+ Building up your crew, ship, and equipment is fun
– Heavily luck dependent
– Can be very long
– Once you fall behind you probably will never catch up
Length: 2-4 hours
Learning Curve: 2/5
Brain Burn: 2/5
More Info At BoardGameGeek
2 thoughts on “<span class="entry-title-primary">Firefly: The Board Game Review</span> <span class="entry-subtitle">You can't take the sky from me!</span>”
I think the “Is it still fun when you lose?” test is appropriate on this one…. It does capture the spirit of firefly well, and I’ve had had a great time romping through the ‘verse… but only when I’ve had the crew and resources to succeed at the harder, more lucrative missions. Its no fun to watch others do that when you are barely staying afloat in the safer, less lucrative corners of the board.
I’m getting the game for my birthday and have yet to play, do you think it has scope for improvisation?
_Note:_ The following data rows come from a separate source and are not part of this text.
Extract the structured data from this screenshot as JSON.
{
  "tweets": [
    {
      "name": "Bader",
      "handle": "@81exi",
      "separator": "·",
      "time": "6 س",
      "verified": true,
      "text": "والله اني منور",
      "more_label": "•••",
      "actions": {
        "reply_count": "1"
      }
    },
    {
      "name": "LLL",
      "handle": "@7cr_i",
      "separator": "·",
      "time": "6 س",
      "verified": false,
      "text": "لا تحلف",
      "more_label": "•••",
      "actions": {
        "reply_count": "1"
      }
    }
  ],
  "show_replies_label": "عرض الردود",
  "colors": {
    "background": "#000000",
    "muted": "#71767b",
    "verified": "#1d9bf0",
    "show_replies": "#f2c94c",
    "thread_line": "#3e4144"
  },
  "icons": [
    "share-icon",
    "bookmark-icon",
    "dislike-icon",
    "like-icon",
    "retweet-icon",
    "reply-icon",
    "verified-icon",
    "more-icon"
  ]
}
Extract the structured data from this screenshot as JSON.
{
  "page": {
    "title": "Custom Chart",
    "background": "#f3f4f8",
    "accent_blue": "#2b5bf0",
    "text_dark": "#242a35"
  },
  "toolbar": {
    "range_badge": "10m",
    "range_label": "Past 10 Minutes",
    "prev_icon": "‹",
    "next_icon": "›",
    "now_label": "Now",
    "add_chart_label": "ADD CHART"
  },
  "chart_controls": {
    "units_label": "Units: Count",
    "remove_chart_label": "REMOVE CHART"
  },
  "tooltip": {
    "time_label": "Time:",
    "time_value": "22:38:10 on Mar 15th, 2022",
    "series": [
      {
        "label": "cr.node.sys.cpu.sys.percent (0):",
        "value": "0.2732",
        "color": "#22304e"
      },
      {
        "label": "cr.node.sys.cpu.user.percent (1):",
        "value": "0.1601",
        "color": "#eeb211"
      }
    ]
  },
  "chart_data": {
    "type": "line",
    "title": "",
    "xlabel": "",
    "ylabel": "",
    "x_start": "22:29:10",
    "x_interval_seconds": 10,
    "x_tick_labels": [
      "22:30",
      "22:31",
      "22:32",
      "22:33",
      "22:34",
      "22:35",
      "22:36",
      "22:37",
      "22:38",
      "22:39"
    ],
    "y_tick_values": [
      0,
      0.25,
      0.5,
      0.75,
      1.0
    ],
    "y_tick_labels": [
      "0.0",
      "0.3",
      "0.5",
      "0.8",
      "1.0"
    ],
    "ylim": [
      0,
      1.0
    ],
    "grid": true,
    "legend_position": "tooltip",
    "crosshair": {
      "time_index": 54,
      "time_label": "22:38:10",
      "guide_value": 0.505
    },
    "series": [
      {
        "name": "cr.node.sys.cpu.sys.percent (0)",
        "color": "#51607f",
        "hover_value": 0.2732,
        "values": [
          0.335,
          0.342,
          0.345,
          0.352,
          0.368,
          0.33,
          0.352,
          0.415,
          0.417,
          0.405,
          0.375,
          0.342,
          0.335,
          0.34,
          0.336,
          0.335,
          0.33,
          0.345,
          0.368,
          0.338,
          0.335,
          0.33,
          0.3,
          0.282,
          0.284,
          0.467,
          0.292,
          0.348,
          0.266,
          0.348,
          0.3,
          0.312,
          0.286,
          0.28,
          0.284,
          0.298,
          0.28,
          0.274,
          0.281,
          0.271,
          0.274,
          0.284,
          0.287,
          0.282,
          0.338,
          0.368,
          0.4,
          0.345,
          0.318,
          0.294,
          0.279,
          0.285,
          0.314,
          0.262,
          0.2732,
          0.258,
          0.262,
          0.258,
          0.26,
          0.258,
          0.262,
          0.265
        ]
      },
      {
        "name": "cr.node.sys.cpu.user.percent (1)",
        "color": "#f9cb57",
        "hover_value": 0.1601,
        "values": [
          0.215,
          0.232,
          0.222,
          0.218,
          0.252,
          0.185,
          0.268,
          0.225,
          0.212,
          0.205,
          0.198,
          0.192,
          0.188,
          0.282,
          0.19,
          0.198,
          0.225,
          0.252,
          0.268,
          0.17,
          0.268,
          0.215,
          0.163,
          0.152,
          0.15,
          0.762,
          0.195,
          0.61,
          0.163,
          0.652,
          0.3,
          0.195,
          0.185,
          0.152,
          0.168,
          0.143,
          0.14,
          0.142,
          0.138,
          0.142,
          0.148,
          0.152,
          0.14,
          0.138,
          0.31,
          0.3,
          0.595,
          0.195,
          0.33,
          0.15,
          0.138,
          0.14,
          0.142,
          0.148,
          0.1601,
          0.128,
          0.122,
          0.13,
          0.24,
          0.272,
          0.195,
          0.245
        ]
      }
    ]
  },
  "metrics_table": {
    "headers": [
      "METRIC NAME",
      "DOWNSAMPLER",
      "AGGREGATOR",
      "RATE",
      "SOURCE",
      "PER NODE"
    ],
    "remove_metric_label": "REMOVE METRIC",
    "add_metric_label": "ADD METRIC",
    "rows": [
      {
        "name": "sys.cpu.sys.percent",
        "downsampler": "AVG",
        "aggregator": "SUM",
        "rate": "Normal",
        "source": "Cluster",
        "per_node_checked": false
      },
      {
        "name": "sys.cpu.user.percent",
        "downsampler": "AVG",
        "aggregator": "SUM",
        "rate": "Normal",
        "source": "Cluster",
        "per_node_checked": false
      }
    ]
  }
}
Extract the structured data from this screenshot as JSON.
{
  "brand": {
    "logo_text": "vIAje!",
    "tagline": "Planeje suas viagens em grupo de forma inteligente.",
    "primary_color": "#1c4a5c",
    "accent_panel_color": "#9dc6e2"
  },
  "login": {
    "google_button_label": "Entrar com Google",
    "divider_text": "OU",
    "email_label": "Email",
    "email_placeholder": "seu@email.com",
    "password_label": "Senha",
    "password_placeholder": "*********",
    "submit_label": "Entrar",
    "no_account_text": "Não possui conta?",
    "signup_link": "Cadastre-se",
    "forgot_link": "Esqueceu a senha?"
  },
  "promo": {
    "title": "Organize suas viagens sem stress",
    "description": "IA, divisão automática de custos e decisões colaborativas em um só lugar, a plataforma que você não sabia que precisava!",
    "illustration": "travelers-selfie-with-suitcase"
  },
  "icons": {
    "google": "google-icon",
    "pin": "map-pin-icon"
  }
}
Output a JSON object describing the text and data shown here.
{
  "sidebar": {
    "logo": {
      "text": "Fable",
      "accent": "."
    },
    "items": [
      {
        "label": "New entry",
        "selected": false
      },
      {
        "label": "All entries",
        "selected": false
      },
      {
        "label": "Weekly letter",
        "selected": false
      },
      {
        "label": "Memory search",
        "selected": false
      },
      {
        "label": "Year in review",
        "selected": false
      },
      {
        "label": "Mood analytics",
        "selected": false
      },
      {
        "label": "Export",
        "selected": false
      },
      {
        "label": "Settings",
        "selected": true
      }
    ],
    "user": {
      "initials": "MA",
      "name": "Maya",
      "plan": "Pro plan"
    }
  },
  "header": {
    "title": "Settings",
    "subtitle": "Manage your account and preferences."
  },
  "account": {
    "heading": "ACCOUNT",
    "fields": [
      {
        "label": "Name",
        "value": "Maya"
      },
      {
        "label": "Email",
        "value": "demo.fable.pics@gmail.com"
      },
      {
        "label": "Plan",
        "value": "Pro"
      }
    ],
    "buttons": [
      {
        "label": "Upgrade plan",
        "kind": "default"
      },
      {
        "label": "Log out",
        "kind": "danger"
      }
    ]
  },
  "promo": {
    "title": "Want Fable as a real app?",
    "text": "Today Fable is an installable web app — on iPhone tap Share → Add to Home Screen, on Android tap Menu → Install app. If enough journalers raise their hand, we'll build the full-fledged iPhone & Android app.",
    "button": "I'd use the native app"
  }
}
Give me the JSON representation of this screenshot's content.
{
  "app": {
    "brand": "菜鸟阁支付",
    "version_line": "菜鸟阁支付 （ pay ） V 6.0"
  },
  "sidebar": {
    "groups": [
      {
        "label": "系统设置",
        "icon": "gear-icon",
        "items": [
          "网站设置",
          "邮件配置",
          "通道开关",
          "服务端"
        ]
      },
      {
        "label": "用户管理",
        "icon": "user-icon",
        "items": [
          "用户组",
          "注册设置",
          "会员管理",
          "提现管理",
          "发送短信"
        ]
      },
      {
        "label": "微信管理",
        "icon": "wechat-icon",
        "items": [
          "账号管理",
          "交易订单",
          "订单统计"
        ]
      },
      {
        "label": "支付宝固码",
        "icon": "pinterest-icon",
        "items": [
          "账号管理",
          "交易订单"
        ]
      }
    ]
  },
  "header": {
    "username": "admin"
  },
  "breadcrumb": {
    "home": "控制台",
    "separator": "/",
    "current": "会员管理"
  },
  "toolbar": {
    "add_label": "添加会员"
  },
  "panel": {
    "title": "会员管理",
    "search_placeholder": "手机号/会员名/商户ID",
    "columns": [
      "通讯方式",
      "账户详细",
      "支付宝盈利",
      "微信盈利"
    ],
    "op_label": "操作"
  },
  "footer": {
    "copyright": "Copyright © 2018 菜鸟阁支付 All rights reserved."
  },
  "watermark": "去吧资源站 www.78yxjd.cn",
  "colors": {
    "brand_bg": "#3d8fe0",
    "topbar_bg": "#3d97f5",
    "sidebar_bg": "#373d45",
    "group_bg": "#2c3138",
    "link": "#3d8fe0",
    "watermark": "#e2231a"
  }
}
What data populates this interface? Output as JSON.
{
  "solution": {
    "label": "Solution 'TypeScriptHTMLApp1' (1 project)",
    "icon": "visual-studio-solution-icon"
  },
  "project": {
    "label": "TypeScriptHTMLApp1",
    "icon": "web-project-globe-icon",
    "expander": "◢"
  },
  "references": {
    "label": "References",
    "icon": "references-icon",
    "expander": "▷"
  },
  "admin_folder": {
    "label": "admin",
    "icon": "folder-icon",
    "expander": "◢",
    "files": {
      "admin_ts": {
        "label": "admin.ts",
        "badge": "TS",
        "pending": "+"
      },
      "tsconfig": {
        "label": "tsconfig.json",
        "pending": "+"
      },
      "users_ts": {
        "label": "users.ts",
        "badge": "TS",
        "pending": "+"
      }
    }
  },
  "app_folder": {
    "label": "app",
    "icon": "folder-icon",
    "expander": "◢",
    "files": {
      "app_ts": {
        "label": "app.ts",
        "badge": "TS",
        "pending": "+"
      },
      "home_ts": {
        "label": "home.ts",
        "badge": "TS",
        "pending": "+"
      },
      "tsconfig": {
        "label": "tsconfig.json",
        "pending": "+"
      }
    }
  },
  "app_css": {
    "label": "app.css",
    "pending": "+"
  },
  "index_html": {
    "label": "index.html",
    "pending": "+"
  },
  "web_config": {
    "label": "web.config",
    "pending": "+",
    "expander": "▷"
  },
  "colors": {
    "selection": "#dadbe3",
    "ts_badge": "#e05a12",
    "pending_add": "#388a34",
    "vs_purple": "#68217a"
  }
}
I love it when you can tinker with a game, add your own improvements – like with heroquest.